# [HOW TO COMPLETE THIS TASK]
The entries that follow should come back exactly, with no pictures among them.
+-------+
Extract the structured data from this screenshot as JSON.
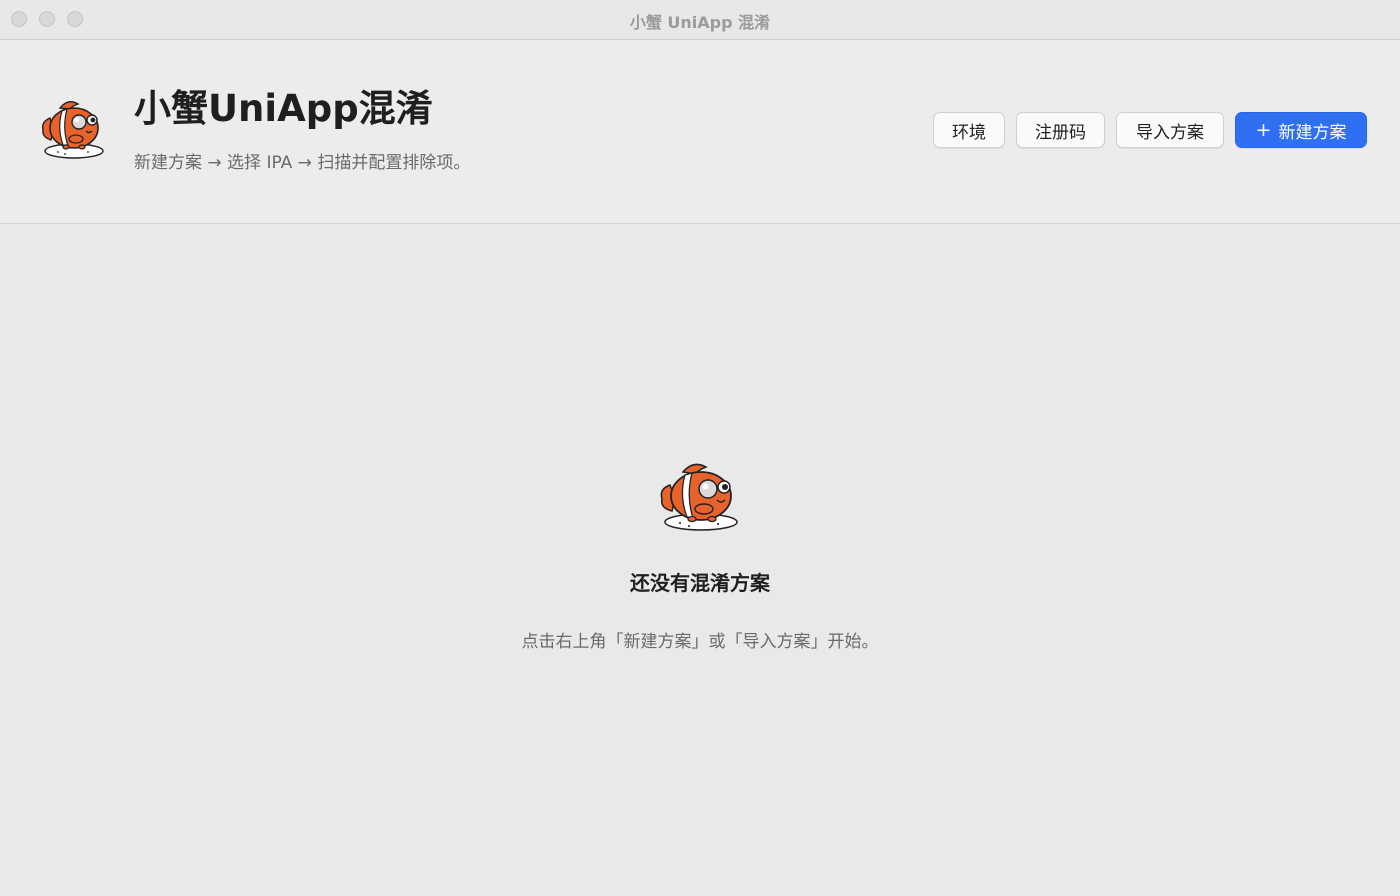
{
  "window": {
    "title": "小蟹 UniApp 混淆"
  },
  "header": {
    "logo_icon": "clownfish-logo-icon",
    "title": "小蟹UniApp混淆",
    "subtitle": "新建方案 → 选择 IPA → 扫描并配置排除项。",
    "buttons": {
      "environment": "环境",
      "registration_code": "注册码",
      "import_plan": "导入方案",
      "new_plan": "新建方案",
      "new_plan_icon": "plus-icon"
    }
  },
  "empty_state": {
    "icon": "clownfish-icon",
    "title": "还没有混淆方案",
    "hint": "点击右上角「新建方案」或「导入方案」开始。"
  },
  "colors": {
    "accent": "#2f6ff2",
    "background": "#e9e9e9",
    "fish_orange": "#e8632c"
  }
}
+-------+
# [THE ANSWER]
Extract the structured data from this screenshot as JSON.
{
  "window": {
    "title": "小蟹 UniApp 混淆"
  },
  "header": {
    "logo_icon": "clownfish-logo-icon",
    "title": "小蟹UniApp混淆",
    "subtitle": "新建方案 → 选择 IPA → 扫描并配置排除项。",
    "buttons": {
      "environment": "环境",
      "registration_code": "注册码",
      "import_plan": "导入方案",
      "new_plan": "新建方案",
      "new_plan_icon": "plus-icon"
    }
  },
  "empty_state": {
    "icon": "clownfish-icon",
    "title": "还没有混淆方案",
    "hint": "点击右上角「新建方案」或「导入方案」开始。"
  },
  "colors": {
    "accent": "#2f6ff2",
    "background": "#e9e9e9",
    "fish_orange": "#e8632c"
  }
}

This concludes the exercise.